In this session the team presented pieces of current research and work in progress. We proposed two approaches to the analysis of the repertories corresponding to two blocks: one examining genres of sacred and secular music, and the other one focusing on composers.

The first block opened with the revision of contextual issues on repertories in courtly circles, in particular within the Portuguese courts of João II (1481-95) and Manuel I (1495-1521). The two following papers dealt with stylistic markers in those repertories aiming to respond to questions such as how the Iberian composers got involved with the new French-court motet style toolbox, and what the common features of attributed and unattributed twin works appearing in close succession in sources suggest us about authorship. Finally, the last paper in this block explored possible stylistic dialogues between secular and sacred repertories.

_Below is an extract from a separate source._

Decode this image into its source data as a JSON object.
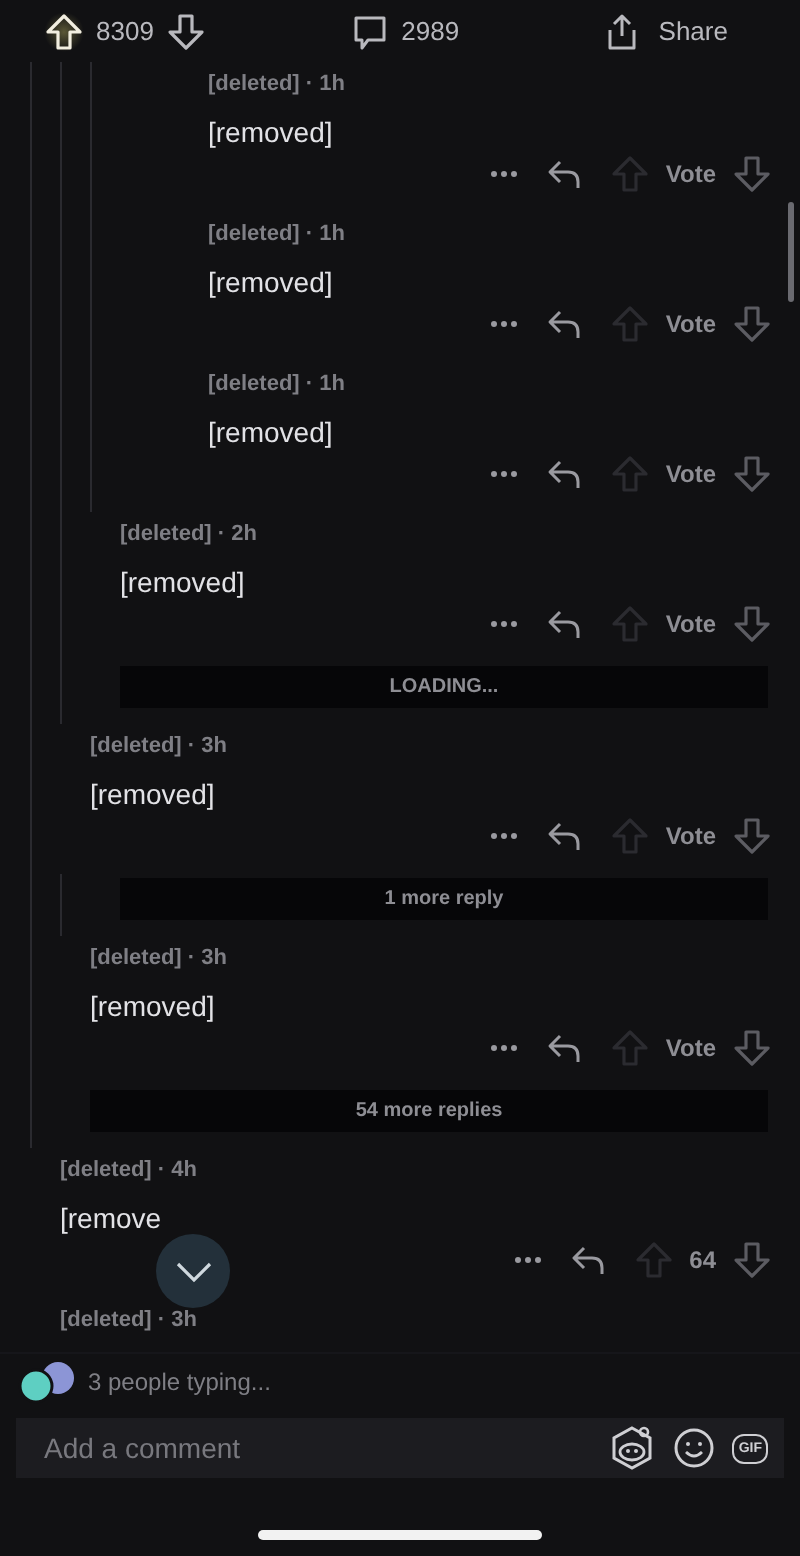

The second block looked at three composers that represent the variety of difficulties when contextualizing and identifying this music. Until recently, Pedro de Escobar, who has a significant number of attributed pieces, was supposed to have a well-documented biography. However, recent research has possibly reduced his known existence to no more than seven years in Seville. The biographies of both Tordesillas (one of two brothers, Alonso or Pedro) and Antonio de Ribera are also problematic and they have a small attributed output. Moreover, some half of their works presents conflicting attributions. The papers examined elements of context and style in order to shed light on these issues.

Bernadette Nelson (CESEM/Lisbon NOVA University, Portugal)
Music in Context: Polyphonic Repertories at the Portuguese Royal Court and Chapel c. 1480 – c. 1520

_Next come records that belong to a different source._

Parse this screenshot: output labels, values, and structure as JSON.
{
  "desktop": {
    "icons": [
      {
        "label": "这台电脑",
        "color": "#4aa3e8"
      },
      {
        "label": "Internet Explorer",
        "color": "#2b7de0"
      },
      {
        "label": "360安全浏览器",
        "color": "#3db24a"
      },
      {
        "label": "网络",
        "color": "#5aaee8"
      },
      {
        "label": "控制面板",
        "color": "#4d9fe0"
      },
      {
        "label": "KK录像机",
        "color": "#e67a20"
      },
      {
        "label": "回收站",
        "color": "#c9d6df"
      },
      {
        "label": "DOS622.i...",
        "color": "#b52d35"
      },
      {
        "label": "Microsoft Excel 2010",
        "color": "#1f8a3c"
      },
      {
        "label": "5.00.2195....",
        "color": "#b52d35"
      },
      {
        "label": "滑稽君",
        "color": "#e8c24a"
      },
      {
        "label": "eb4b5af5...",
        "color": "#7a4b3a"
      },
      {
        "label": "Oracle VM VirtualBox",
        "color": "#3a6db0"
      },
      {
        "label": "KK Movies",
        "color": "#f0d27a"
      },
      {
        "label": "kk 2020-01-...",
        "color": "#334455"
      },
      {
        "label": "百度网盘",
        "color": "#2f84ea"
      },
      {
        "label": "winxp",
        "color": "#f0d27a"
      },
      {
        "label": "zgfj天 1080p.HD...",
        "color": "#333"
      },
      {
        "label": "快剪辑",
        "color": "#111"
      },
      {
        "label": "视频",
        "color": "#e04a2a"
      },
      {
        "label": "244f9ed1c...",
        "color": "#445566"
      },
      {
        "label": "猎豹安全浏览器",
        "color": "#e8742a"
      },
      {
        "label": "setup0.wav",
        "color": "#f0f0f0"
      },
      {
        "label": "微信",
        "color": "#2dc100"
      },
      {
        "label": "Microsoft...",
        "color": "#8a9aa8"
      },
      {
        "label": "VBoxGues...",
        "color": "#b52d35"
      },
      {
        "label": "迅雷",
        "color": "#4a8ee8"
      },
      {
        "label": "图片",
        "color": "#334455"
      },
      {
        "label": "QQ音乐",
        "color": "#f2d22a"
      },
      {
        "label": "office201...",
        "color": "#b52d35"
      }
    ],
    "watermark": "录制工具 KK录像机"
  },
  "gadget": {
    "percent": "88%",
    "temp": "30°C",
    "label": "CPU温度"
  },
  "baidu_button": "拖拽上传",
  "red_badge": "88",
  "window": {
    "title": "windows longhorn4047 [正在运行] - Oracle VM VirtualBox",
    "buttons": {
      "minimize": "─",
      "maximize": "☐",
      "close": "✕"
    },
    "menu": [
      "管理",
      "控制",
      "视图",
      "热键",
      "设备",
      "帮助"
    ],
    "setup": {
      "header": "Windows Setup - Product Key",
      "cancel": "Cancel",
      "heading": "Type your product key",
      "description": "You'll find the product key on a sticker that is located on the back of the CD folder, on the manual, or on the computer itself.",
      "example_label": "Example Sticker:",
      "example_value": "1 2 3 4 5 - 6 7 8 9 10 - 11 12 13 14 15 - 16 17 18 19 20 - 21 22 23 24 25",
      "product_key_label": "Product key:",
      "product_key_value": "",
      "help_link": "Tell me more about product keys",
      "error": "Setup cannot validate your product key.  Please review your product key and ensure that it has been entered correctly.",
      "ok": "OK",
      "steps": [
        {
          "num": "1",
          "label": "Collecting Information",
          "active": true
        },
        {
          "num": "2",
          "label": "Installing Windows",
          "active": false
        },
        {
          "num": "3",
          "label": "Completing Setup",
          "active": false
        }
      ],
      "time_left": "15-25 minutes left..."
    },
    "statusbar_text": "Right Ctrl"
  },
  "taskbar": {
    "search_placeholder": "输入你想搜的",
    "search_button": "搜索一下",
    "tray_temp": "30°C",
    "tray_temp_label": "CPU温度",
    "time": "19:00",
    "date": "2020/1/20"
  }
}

João Pedro d’Alvarenga (CESEM/Lisbon NOVA University, Portugal)
The Iberian Motet around 1500

Owen Rees (The Queen’s College, University of Oxford, UK)
Two of a Kind: Motet Pairs and Identity Crises in the Iberian Repertory

Nuno Raimundo (CESEM/Lisbon NOVA University, Portugal)
The Sacred and the Secular in Renaissance Iberian Music: Stylistic Dialogues Between Separate Genres

Tess Knighton (CSIC/Institució Milà i Fontanals, Barcelona, Spain)
Seven Years in Seville: Pedro de Escobar and Questions of Identity and Musical Practice

Kenneth Kreitner (University of Memphis, US)
The Tordesillas Perplex

Esperanza Rodríguez (CESEM/Lisbon NOVA University, Portugal)
Reassessing Antonio de Ribera within the Iberian context

January 6, 2017
A Symposium at the Lisbon NOVA University